Directions>
Your answer should be the lines of the data below that contain "beans".

(Items from an interface collection)
>>>

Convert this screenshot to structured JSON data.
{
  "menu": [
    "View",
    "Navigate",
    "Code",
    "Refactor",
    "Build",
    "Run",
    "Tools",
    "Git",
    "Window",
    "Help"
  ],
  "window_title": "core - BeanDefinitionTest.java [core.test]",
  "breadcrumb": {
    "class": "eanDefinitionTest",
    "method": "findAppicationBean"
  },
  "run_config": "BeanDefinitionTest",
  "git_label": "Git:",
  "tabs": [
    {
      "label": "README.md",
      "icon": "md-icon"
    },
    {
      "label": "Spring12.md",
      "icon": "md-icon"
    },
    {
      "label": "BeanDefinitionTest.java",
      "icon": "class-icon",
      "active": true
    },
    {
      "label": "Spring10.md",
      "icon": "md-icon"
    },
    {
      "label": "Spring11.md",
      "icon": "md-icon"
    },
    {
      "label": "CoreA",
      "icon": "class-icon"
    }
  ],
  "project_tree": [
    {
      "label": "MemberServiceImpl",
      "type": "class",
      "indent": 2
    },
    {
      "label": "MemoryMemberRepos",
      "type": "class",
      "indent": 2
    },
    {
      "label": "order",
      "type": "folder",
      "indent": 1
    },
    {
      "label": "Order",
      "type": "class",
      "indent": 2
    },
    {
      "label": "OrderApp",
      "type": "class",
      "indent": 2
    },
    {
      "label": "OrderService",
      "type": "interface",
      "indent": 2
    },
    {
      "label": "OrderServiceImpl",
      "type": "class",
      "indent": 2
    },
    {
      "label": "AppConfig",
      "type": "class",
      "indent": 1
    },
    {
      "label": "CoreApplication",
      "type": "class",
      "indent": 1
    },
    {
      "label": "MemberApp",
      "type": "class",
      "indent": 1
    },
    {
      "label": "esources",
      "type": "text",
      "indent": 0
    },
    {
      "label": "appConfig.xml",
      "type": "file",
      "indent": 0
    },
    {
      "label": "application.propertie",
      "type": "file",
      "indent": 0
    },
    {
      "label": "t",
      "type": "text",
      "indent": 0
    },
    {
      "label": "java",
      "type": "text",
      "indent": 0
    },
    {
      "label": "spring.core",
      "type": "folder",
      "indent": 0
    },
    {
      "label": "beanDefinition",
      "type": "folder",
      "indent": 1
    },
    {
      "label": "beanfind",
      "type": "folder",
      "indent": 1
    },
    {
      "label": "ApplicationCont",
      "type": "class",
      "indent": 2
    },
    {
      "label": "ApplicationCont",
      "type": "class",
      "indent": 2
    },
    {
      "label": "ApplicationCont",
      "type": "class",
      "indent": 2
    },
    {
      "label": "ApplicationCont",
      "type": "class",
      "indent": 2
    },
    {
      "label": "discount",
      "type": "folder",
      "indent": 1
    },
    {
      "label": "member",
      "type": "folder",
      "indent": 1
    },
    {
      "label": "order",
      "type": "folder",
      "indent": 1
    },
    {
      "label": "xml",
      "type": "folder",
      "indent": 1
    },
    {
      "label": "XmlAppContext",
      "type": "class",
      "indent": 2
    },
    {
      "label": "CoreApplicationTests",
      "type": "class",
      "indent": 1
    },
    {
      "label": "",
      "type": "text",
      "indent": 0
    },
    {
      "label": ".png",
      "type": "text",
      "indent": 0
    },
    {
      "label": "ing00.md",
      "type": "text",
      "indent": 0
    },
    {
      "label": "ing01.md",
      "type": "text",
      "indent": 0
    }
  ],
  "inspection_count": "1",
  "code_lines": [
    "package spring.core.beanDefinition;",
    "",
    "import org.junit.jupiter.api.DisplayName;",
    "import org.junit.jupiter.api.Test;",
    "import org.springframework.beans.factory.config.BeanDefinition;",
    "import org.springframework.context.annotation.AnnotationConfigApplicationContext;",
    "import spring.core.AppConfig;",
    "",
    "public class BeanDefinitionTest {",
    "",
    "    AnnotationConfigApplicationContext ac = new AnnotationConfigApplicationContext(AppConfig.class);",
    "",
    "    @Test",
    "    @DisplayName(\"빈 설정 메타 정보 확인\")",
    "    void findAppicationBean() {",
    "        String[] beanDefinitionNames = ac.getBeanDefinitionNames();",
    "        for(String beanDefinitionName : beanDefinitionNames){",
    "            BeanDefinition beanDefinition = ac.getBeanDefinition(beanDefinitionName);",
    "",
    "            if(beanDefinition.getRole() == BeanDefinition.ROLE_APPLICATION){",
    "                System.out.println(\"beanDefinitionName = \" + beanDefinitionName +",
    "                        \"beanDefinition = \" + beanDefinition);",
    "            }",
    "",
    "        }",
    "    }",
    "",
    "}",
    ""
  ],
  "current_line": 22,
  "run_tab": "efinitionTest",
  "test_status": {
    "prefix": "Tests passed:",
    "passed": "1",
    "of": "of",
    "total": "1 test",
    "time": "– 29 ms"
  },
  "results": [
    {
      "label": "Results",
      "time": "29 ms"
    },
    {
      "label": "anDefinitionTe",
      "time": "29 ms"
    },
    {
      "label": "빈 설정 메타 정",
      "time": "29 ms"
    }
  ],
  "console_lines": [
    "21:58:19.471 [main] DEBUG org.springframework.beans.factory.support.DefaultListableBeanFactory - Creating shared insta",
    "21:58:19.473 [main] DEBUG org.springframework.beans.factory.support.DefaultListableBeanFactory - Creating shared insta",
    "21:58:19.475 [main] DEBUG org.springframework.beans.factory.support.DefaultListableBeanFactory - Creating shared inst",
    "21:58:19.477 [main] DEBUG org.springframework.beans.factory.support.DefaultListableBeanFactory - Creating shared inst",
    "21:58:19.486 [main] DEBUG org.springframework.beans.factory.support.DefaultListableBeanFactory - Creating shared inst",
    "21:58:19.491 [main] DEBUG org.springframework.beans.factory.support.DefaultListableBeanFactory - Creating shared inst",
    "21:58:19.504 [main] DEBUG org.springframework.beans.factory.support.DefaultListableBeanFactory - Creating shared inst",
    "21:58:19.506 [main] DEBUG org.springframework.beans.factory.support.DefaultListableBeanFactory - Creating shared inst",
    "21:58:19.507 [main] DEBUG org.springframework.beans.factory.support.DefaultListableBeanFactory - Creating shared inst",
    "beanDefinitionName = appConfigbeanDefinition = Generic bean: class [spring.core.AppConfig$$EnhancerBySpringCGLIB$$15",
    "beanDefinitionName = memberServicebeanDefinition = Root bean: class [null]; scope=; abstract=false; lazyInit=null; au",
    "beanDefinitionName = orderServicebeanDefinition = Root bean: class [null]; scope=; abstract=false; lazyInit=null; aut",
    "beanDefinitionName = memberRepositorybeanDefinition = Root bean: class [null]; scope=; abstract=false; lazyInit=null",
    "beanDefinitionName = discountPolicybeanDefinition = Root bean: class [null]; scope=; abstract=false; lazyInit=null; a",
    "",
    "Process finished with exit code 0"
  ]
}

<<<

Solution>
    "import org.springframework.beans.factory.config.BeanDefinition;",
    "21:58:19.471 [main] DEBUG org.springframework.beans.factory.support.DefaultListableBeanFactory - Creating shared insta",
    "21:58:19.473 [main] DEBUG org.springframework.beans.factory.support.DefaultListableBeanFactory - Creating shared insta",
    "21:58:19.475 [main] DEBUG org.springframework.beans.factory.support.DefaultListableBeanFactory - Creating shared inst",
    "21:58:19.477 [main] DEBUG org.springframework.beans.factory.support.DefaultListableBeanFactory - Creating shared inst",
    "21:58:19.486 [main] DEBUG org.springframework.beans.factory.support.DefaultListableBeanFactory - Creating shared inst",
    "21:58:19.491 [main] DEBUG org.springframework.beans.factory.support.DefaultListableBeanFactory - Creating shared inst",
    "21:58:19.504 [main] DEBUG org.springframework.beans.factory.support.DefaultListableBeanFactory - Creating shared inst",
    "21:58:19.506 [main] DEBUG org.springframework.beans.factory.support.DefaultListableBeanFactory - Creating shared inst",
    "21:58:19.507 [main] DEBUG org.springframework.beans.factory.support.DefaultListableBeanFactory - Creating shared inst",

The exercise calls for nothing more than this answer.